Jonathan Flite claims to have memories he can’t explain. Seven layers of them, to be exact, all belonging to a group of teenagers who disappeared from a place called Idle County in 2010—ten years before his birth. Seventeen years of anxiety, violent outbursts, and refusal to admit he is lying have landed him at Crescent Rehabilitation Center, a seaside juvenile center for rich kids, and nobody has ever dared to believe his memories might be real.
Until now. On a blustery November day just three months after a nuclear terrorist attack in Geneva, Switzerland, ex-CIA psychiatrist Thomas Lumen arrives at Crescent to interview Jonathan for a book about Idle County. Fueled by his personal connection to the disappearances three decades earlier, he asks Jonathan to share what he knows—anything and everything.
By reigniting this thirty-year-old mystery, however, Jonathan inadvertently becomes a target of the very same religious terrorists who attacked Geneva, and they’ll stop at nothing to keep the secrets of Idle County under wraps. Jonathan must then make a choice: to continue telling his story, or risk the safety of everyone he loves.
Average rating from 6 members
This is a great book I love sci fi particularly the concept of multiple universes and was attracted to the book because of this element in the story .I was not initially aware that this book is part of a planned 7 book series snd did not discover this until I was 90% of the way through and it began to dawn on me that there was no way that all the multiple threads of the book were going to be tied up satisfactorily by the end .I did find this frustrating as I’m a person who likes explanations but I suppose I will have to look for the next book and vomit for the long term ! The book is complicated but not impossible to follow ,I occasionally got some of the characters confused and needed to double my concentration. The central characters Jonathon Flite and his mother were interesting quirky people well described and with lots of potential for further development in future books The book zips along at a fast pace with some very exciting scenes such as the raid on the special unit housing troubled boys I loved the concept of Jonathan holding memories of others who had lost their lives decades before and see the potential here for the 7 planned books in the series .I’m hoping that this special skill is explained more in future books as I was left feeling rather cross that I hadn’t discovered even a little piece of the puzzle by the end of the book I read a copy on NetGalley Uk and having now read a good selection of books on this format icon my kindle I was expecting formatting errors as this is usual with early copies .I was however pleased to find the book beautifully formatted ,I particularly liked the circular image at the beginning of each chapter which remains on your retina as you move to the next page on your kindle and makes you feel like you were falling into the story .I don’t know if this was deliberate but found it fitted the circular imagery in the book rather satisfactorily

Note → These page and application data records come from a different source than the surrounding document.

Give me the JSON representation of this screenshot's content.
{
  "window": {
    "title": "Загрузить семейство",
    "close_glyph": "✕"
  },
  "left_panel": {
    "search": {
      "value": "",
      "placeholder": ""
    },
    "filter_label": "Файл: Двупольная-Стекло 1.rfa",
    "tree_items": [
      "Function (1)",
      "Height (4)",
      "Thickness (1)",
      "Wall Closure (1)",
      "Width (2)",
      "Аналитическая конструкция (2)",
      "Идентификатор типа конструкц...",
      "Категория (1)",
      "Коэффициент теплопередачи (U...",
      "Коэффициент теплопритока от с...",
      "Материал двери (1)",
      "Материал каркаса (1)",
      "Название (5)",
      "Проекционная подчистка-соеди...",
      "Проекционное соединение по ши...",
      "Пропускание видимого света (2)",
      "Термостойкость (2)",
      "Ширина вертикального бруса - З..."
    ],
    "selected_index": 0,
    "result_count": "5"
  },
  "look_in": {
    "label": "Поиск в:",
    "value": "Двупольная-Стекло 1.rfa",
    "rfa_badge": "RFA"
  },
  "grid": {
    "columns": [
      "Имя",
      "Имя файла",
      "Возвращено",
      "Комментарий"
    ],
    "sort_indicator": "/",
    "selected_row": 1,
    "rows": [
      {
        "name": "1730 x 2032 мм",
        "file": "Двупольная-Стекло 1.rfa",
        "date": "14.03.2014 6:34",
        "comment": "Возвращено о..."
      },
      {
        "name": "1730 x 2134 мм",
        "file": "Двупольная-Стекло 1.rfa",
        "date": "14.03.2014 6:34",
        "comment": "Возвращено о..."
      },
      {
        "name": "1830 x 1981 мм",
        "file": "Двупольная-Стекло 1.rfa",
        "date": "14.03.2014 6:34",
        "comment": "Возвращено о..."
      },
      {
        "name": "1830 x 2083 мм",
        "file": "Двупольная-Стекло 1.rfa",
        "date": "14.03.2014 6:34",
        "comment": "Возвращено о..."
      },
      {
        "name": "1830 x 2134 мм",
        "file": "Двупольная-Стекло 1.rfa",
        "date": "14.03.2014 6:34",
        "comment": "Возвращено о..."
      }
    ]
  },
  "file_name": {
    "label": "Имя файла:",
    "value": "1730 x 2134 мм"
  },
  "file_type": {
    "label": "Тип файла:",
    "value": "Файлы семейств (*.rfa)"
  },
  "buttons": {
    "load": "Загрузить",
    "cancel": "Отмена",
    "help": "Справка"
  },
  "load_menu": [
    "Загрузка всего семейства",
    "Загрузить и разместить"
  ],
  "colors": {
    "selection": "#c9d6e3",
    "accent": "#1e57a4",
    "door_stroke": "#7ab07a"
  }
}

This was honestly pretty scary and haunting. I don’t really let horror get to me but this was one that actually spooked me but in a good way of course. I had lots of fun going through this and of course Matthew J Beier is someone ill keep on a watch out for in the future when it comes to these books!
I enjoyed reading this book much more than I thought I would, I couldnt put it down. It was such an interesting premise for a storyline and it delivered. This is exactly the type of sci-fi come horror book that I love
A teenage boy just might be at the center of two historical events: the disappearance of seven kids in the Moon Woods that was never solved and happened years before he was even born and the nuclear bombing of Geneva that happened in the boy's present life--being locked up in a juvenile detention center. He claims, and has claimed since he was very young, that he holds the memories of one of the kids who went missing. Does he have some sort of past-life connection; reincarnation? A psychiatrist writing a book on the unsolved case seeks to find out. Some pieces line up while others do not. But what makes it all the more pertinent is the boy's memories or visions of Geneva, seemingly just before the bomb exploded. The FBI has connected that bomb to a Catholic clergy member with a militant outlook and an open wound of the world turning its back on organized religion. This Catholic terrorist also has a connection to Victor Zobel, who is another key player at the center of these two historic events. Zobel was not only the founder of the cult that drew people away from churches but his stepdaughter was one of the seven missing kids. Can you sing dun, dun, duuuuunnnnnn?! This story is complex, webbed, tangled, layered, interwoven. You must pay attention not only to follow along but to catch the hints and clues. Each character is complex with their own little piece to add to the bigger puzzle. The timeline stretches from 2037 to way back in 1910! So, new and unknown-to-us tech is used as well as relics from our history books. Despite all this, I didn't struggle following along, I never got confused. In fact, I quite enjoyed tagging along and working to solve the mystery. The writing was superb! Smart, individualistic, and flowed like a mountain stream. The characterization was believable. The plot, with all its twists, landslides, and explosions was absolutely gripping in every conceivable way. It was chilling, goosebump-inducing, and it had the little hairs on my arms and the back of my neck standing straight up. This story was a masterpiece from start to finish and Beier is an instant favorite from who I look forward to reading more.